[Website and app data records]
============

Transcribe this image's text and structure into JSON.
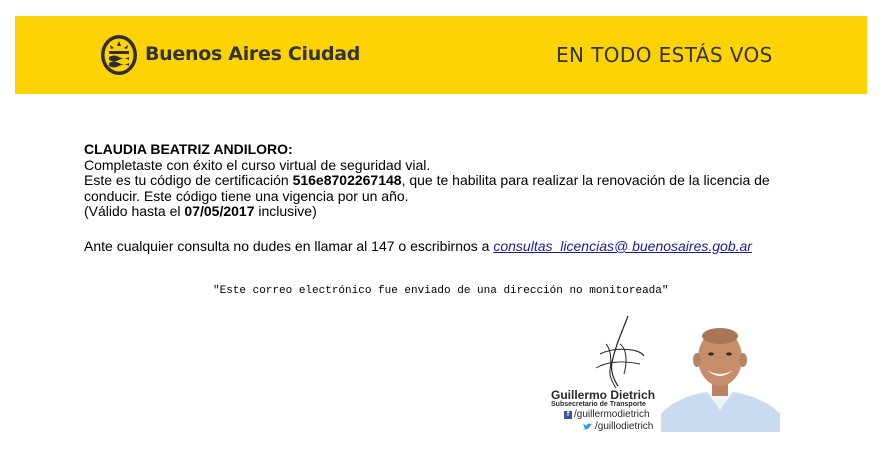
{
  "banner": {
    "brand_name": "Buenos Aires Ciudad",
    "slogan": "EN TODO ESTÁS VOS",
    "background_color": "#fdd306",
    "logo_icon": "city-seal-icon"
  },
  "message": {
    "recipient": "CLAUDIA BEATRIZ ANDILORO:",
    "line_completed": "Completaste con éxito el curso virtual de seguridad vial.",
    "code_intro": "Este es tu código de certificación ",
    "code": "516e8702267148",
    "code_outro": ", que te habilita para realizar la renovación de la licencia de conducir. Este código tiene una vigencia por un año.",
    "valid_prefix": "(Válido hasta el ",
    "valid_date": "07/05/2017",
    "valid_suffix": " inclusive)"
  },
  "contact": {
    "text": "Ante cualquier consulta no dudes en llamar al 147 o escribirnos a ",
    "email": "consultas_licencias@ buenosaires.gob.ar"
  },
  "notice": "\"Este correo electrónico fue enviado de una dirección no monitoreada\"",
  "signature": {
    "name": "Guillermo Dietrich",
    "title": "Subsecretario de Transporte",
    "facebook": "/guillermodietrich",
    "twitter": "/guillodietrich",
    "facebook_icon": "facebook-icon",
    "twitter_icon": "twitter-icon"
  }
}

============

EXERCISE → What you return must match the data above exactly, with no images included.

EXERCISE RESULT →
Transcribe this image's text and structure into JSON.
{
  "banner": {
    "brand_name": "Buenos Aires Ciudad",
    "slogan": "EN TODO ESTÁS VOS",
    "background_color": "#fdd306",
    "logo_icon": "city-seal-icon"
  },
  "message": {
    "recipient": "CLAUDIA BEATRIZ ANDILORO:",
    "line_completed": "Completaste con éxito el curso virtual de seguridad vial.",
    "code_intro": "Este es tu código de certificación ",
    "code": "516e8702267148",
    "code_outro": ", que te habilita para realizar la renovación de la licencia de conducir. Este código tiene una vigencia por un año.",
    "valid_prefix": "(Válido hasta el ",
    "valid_date": "07/05/2017",
    "valid_suffix": " inclusive)"
  },
  "contact": {
    "text": "Ante cualquier consulta no dudes en llamar al 147 o escribirnos a ",
    "email": "consultas_licencias@ buenosaires.gob.ar"
  },
  "notice": "\"Este correo electrónico fue enviado de una dirección no monitoreada\"",
  "signature": {
    "name": "Guillermo Dietrich",
    "title": "Subsecretario de Transporte",
    "facebook": "/guillermodietrich",
    "twitter": "/guillodietrich",
    "facebook_icon": "facebook-icon",
    "twitter_icon": "twitter-icon"
  }
}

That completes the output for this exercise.